**Exercise objective**
Among the entries that follow, find every line with the word "solutions" and copy it.

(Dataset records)
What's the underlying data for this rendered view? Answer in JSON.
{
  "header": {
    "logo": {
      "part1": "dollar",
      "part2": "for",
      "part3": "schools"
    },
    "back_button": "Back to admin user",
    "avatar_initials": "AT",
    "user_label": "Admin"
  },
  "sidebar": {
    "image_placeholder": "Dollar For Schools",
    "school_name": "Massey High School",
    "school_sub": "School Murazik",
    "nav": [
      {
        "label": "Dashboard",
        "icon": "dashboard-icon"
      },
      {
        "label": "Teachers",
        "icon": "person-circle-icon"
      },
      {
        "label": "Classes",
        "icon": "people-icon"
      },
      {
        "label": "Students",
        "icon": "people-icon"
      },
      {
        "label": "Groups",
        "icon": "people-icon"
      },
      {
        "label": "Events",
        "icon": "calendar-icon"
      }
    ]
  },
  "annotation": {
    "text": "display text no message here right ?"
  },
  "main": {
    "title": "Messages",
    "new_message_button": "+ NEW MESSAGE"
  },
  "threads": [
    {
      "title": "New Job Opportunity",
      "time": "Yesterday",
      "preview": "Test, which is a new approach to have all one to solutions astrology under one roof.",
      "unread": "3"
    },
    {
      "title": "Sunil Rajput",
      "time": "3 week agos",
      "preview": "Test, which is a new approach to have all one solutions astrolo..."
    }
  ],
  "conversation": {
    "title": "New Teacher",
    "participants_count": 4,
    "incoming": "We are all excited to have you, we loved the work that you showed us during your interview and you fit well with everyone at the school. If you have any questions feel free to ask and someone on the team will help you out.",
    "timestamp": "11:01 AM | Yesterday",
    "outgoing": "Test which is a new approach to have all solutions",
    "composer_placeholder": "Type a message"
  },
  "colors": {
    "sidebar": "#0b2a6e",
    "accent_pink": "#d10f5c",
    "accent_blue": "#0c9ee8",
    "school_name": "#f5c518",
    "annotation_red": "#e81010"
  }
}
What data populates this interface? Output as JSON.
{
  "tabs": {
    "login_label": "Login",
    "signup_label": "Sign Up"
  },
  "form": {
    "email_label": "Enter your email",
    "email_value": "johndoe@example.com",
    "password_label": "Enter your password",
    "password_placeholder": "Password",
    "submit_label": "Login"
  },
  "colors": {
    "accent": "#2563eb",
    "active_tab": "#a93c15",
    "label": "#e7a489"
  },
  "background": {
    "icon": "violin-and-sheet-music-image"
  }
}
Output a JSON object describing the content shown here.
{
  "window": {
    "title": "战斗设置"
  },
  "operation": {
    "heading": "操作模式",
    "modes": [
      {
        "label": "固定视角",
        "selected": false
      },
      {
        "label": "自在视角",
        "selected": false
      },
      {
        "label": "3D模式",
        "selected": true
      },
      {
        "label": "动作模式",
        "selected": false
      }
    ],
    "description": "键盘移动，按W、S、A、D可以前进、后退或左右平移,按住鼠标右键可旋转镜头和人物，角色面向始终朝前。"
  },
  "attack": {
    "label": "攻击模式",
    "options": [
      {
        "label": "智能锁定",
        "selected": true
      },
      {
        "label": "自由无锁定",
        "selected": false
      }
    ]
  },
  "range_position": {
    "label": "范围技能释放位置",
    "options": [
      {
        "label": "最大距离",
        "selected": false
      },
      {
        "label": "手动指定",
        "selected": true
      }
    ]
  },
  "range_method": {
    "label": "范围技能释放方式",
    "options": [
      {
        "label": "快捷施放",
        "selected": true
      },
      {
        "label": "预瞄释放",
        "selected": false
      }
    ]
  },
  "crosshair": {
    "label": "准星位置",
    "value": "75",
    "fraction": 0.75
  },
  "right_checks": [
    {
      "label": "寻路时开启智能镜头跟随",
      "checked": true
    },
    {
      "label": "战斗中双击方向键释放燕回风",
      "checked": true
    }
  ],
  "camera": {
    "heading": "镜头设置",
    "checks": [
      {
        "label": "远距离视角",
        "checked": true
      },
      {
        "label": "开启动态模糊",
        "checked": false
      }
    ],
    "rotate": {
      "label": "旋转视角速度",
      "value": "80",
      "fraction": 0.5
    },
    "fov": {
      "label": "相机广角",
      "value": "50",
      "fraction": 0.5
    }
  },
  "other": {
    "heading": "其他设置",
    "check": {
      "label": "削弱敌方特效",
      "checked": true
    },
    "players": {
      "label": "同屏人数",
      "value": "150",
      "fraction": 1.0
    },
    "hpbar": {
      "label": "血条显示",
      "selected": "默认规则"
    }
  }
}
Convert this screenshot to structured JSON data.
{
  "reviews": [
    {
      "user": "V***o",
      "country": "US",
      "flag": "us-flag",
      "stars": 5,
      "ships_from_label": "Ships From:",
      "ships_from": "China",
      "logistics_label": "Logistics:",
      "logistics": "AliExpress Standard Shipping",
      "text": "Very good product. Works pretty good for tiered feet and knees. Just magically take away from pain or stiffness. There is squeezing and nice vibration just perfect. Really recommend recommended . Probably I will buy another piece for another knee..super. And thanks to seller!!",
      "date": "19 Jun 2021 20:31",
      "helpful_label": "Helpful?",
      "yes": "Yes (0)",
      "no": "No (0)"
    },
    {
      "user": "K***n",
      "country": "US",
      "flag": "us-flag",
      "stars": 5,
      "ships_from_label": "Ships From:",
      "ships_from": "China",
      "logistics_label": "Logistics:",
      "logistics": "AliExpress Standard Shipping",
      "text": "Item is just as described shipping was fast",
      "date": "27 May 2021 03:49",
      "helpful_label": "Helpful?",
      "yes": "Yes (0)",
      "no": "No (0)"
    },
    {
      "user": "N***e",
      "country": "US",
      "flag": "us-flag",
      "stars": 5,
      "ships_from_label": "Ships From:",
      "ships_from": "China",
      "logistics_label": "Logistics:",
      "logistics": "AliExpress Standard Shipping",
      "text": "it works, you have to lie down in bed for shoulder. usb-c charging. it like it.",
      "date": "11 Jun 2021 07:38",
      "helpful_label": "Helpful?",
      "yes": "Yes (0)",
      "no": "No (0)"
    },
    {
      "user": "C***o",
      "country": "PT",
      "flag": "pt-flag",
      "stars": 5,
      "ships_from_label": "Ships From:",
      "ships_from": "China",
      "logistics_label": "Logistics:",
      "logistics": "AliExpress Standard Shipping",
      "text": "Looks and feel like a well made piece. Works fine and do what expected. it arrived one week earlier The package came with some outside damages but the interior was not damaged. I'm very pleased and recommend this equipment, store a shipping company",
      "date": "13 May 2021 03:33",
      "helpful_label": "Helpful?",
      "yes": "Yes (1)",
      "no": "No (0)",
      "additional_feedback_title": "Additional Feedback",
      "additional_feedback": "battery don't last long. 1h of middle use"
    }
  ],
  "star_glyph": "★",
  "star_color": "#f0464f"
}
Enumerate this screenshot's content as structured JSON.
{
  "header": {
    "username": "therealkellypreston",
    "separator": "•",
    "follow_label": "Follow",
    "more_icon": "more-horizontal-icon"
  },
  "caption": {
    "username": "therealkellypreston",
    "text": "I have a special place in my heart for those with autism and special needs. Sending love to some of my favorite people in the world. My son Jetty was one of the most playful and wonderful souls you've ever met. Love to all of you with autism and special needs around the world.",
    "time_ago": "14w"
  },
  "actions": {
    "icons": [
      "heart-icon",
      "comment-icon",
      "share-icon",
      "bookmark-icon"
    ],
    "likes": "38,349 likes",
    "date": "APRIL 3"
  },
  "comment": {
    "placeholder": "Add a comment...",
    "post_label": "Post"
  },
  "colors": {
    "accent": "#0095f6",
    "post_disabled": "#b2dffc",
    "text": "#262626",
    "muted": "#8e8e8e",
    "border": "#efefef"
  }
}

**Result of the exercise**
      "preview": "Test, which is a new approach to have all one to solutions astrology under one roof.",
      "preview": "Test, which is a new approach to have all one solutions astrolo..."
    "outgoing": "Test which is a new approach to have all solutions",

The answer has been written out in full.